[Page and application data records]
◇ ◇ ◇ ◇ ◇

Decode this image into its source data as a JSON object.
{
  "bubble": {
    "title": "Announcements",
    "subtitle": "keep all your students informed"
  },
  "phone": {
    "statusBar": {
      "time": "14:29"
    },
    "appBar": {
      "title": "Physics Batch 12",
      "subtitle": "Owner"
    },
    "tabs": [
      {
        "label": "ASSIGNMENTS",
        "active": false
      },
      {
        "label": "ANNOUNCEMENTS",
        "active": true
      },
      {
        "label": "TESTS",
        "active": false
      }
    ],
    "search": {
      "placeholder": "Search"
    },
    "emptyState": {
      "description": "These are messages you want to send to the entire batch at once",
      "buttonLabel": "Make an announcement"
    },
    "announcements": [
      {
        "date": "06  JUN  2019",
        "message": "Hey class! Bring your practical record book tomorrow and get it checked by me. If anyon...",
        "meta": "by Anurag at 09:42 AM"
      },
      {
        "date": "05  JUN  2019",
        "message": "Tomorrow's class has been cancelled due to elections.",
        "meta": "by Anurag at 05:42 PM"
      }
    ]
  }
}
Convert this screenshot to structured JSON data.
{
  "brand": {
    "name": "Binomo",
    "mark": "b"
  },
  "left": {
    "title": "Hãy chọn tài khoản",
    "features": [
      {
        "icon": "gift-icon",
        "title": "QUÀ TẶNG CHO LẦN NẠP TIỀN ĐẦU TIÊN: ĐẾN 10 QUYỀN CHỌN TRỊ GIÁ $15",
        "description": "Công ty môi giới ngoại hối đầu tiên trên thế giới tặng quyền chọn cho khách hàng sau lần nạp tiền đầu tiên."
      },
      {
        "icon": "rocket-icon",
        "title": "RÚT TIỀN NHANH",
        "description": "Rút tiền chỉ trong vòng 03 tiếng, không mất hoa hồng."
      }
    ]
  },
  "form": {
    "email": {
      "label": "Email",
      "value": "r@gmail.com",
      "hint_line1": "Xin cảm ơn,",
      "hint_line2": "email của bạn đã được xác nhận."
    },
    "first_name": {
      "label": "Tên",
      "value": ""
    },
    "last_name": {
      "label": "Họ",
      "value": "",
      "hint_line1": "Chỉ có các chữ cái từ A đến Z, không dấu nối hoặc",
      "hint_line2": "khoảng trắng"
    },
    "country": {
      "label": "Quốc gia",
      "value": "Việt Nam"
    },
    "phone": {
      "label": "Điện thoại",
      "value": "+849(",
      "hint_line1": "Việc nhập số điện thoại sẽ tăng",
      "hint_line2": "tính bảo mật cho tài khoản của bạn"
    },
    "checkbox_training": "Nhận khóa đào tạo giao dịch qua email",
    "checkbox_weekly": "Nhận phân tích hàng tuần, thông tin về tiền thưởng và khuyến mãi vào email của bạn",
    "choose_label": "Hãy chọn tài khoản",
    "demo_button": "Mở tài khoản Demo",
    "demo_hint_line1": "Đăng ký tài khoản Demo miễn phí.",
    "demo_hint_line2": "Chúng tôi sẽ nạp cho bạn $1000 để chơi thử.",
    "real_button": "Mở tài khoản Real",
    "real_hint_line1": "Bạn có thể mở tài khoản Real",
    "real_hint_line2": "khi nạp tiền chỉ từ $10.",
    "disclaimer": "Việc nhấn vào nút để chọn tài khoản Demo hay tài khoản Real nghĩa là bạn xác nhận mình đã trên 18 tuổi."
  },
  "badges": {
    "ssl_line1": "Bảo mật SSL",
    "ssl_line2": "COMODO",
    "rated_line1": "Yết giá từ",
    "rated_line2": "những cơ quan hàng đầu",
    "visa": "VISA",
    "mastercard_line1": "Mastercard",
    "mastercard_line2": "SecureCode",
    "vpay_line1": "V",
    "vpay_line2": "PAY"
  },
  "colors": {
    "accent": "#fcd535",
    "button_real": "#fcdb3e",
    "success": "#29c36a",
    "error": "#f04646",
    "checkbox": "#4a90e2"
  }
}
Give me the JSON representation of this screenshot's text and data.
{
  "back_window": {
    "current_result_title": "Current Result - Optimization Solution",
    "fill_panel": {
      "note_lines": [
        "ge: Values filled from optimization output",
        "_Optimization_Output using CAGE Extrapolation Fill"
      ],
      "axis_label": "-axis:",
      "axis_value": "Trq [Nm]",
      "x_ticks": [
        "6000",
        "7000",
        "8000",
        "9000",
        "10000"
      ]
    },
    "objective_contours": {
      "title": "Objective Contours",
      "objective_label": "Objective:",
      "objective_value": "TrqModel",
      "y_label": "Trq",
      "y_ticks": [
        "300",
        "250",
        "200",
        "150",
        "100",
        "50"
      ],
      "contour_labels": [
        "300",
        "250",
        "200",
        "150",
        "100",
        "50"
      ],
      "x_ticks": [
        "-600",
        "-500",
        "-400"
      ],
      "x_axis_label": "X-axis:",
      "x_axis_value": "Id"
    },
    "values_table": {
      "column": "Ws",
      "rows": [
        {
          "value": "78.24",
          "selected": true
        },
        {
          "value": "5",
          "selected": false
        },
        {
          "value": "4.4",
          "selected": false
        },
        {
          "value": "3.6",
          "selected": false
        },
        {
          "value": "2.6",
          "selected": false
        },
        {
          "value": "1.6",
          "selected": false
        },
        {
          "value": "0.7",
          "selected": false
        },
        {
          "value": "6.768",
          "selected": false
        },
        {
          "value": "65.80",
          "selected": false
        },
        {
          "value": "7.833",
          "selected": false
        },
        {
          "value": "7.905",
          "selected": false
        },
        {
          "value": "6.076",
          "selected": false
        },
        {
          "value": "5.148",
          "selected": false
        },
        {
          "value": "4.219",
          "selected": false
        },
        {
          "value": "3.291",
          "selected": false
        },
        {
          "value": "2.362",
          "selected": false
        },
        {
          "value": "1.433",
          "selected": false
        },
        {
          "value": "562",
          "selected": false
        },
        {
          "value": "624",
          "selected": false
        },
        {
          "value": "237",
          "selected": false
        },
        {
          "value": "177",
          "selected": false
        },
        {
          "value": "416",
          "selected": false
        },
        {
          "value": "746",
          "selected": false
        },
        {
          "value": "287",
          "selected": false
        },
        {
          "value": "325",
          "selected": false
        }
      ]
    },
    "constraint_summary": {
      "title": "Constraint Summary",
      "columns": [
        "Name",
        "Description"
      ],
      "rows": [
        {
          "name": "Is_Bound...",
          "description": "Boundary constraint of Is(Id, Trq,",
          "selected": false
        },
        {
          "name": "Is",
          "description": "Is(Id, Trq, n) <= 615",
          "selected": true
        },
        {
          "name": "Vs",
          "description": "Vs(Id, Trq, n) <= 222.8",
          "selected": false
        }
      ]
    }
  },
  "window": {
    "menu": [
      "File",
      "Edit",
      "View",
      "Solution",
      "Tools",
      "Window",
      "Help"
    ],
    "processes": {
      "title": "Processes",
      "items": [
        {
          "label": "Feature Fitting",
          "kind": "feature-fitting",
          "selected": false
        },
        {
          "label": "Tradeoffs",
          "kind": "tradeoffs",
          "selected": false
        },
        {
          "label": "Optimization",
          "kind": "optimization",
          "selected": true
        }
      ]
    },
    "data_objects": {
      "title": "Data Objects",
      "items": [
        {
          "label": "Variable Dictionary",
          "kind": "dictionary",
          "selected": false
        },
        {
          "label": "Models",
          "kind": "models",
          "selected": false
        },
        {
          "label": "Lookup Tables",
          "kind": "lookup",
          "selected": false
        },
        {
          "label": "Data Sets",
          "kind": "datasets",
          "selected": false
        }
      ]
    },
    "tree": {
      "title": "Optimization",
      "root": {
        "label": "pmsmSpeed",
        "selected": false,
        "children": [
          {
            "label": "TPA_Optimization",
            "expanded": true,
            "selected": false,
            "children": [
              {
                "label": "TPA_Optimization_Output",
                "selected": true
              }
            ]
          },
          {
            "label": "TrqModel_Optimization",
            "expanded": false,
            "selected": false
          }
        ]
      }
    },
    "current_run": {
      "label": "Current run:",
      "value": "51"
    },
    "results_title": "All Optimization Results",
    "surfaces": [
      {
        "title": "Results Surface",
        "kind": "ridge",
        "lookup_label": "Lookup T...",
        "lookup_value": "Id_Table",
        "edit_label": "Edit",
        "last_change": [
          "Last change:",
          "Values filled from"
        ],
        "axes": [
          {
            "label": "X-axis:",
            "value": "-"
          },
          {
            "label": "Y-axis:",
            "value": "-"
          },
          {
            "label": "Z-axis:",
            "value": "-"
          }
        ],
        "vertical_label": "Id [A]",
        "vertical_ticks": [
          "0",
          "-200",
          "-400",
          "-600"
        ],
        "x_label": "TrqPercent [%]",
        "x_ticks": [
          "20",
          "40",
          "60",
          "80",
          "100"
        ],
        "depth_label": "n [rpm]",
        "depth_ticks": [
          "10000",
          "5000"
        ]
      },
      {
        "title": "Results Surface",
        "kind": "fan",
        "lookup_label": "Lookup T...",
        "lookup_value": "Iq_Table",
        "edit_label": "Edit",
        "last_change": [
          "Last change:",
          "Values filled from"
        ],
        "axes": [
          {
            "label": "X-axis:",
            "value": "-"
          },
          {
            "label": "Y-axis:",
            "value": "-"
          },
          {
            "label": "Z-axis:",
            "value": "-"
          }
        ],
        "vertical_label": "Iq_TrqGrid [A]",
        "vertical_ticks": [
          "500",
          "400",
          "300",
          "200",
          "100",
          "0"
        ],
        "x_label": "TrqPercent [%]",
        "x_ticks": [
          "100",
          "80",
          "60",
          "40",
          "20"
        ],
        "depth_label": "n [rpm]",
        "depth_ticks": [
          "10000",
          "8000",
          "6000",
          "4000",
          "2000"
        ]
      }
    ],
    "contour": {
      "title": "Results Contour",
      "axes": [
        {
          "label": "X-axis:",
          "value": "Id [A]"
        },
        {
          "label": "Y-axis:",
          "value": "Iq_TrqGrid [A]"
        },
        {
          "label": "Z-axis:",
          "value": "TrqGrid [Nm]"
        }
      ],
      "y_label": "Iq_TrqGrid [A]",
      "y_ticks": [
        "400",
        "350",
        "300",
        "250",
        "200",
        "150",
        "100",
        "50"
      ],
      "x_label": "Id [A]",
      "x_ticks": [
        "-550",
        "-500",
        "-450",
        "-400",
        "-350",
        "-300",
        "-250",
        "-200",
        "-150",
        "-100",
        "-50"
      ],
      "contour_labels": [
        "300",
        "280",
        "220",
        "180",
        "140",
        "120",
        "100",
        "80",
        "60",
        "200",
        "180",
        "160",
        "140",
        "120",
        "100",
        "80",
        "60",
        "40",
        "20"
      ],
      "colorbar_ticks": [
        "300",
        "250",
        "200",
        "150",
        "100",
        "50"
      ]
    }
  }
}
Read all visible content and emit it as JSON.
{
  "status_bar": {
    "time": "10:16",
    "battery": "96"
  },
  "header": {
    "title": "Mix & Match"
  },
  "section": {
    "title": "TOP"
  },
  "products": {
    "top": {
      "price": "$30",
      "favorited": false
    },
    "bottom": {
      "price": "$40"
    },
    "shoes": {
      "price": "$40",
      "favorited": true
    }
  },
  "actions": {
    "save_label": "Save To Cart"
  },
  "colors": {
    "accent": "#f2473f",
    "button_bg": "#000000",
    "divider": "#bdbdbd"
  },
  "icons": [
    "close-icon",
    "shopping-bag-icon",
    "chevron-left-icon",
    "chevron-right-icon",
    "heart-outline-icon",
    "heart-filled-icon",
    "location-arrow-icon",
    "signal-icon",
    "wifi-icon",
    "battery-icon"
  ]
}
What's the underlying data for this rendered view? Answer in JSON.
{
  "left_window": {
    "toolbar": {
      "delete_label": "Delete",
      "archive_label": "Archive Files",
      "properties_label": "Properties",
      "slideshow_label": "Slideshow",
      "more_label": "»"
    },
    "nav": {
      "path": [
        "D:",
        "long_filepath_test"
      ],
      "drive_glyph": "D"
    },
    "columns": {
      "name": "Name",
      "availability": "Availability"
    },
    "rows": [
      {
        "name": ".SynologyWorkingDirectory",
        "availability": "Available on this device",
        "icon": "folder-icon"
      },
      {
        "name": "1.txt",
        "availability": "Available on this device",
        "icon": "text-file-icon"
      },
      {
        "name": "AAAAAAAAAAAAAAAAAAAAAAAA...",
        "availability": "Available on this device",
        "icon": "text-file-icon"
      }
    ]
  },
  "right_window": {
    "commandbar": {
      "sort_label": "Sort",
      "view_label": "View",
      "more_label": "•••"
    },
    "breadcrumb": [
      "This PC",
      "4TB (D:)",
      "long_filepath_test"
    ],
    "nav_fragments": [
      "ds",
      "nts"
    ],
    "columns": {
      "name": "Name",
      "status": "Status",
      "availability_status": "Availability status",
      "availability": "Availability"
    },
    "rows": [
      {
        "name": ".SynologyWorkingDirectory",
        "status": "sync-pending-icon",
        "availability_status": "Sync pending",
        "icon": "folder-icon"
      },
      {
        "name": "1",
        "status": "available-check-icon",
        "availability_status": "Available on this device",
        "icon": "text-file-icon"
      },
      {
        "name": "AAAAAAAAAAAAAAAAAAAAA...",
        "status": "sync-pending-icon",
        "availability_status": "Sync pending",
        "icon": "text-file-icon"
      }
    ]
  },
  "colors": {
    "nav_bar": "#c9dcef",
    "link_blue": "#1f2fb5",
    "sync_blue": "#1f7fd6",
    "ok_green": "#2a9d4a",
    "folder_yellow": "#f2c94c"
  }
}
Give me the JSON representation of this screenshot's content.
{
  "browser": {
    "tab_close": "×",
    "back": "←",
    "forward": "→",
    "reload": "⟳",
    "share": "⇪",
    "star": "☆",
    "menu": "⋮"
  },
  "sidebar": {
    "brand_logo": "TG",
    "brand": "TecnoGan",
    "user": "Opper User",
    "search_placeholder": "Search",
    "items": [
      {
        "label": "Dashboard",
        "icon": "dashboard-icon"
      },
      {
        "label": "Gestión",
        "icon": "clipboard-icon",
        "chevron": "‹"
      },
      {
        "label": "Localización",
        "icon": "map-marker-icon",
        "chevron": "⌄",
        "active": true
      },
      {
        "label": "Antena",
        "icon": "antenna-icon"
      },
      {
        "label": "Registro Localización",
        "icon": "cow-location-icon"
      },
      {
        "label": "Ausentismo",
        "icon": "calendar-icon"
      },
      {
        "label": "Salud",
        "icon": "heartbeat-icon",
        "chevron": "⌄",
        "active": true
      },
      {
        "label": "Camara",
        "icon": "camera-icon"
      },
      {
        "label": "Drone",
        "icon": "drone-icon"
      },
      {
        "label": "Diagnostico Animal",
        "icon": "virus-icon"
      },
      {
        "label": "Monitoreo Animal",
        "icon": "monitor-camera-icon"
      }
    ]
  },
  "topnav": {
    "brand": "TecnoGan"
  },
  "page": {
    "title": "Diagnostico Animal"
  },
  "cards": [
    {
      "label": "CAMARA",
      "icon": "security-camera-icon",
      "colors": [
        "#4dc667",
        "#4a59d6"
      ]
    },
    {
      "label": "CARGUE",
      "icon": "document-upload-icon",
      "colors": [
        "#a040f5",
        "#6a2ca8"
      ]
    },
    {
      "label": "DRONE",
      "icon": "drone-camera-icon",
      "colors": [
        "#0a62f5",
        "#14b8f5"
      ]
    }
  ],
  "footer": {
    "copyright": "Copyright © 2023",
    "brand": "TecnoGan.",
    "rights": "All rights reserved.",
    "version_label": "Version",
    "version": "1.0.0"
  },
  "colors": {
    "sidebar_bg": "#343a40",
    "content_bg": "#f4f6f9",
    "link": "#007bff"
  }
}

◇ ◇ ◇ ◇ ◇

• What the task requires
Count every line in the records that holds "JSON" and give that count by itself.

• Result below
6